The PLACE Design Task Force meets virtually at noon. One of the items on their agenda is a discussion of the West Main Streetscape. At their final budget work session, Council agreed to take a year to determine whether to proceed with the project. Staff told Council that VDOT will allow the city to delay the first two phases so they could be done at the same time as a third phase recommended for funding through Smart Scale. (meeting info)

In other meetings:
  • The Charlottesville Parks and Recreation Advisory Committee meets at 5:30 p.m. No agenda is posted at production time. (meeting info)

  • Council is scheduled to hold a work session on the budget and appeared to not need it as of the end of the most recent work session. However, it’s possible that something will have come up at the Council public hearing on Monday and the meeting has not yet been canceled. (meeting info)

  • The Charlottesville Police Civilian Review Board will meet at 6:30 p.m. No agenda is yet posted. (meeting info)

Before they worked on the Cville Plans Together initiative, Rhodeside & Harwell was paid to oversee creation of the design schematics for the multimillion West Main Streetscape

Friday, April 9, 2021

Charlottesville’s Historic Resource Committee meets at 11 a.m. There is no agenda available at production time. (meeting info)

Albemarle’s Stream Health Community Learning Series continues with “Stream Restoration 101.”
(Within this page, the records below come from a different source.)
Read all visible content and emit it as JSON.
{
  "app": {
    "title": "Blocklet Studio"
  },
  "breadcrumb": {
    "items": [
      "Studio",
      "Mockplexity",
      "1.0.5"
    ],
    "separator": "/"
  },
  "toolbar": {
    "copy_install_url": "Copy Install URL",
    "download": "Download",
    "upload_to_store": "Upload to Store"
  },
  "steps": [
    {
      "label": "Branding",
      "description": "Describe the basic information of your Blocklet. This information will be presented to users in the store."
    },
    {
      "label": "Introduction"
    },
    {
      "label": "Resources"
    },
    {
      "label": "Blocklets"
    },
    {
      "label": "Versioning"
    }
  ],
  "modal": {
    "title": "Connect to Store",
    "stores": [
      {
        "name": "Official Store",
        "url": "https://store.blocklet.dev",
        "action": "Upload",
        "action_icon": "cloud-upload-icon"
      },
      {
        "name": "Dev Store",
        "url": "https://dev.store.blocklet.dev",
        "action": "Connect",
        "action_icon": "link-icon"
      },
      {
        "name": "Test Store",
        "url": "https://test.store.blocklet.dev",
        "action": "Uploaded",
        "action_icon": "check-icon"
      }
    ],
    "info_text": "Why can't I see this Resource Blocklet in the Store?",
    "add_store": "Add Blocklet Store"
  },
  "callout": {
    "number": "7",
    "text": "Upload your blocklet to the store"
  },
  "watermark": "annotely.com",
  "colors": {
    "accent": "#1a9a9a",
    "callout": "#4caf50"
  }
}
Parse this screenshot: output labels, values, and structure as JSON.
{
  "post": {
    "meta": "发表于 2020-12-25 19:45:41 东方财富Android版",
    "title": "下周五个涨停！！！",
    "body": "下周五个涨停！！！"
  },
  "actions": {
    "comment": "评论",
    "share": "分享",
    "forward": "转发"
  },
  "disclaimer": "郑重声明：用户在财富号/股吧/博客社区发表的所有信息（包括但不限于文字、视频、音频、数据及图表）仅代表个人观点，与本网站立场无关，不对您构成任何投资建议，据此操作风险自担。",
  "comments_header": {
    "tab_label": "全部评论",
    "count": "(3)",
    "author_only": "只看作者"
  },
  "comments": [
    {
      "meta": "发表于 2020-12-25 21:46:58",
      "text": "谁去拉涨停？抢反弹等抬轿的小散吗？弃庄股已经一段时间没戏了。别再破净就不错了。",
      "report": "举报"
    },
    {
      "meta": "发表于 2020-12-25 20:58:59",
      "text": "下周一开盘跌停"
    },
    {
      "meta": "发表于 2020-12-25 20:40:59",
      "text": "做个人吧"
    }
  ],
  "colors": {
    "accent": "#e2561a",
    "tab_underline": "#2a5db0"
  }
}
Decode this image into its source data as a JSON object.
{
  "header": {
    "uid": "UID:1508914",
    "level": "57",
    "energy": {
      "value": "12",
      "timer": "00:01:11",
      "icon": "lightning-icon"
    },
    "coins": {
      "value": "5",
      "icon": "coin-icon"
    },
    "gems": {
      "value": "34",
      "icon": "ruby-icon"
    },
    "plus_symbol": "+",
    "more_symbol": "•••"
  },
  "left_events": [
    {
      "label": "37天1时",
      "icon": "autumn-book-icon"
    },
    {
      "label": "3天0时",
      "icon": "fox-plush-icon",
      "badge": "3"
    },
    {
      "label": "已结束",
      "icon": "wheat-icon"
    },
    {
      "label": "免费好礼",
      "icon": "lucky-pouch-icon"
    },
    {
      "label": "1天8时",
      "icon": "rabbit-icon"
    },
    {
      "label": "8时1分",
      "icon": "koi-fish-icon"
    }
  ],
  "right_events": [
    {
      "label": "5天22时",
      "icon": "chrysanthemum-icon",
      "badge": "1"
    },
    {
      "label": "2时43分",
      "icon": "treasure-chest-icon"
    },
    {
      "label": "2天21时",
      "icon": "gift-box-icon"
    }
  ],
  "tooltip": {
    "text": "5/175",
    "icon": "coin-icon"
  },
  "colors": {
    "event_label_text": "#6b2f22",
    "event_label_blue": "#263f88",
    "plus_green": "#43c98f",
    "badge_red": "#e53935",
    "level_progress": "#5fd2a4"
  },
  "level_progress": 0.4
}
“What is stream restoration?” reads the website. “What does a stream restoration project look like? Learn from technical experts and hear about successful stream restoration projects in Albemarle County.” (meeting info)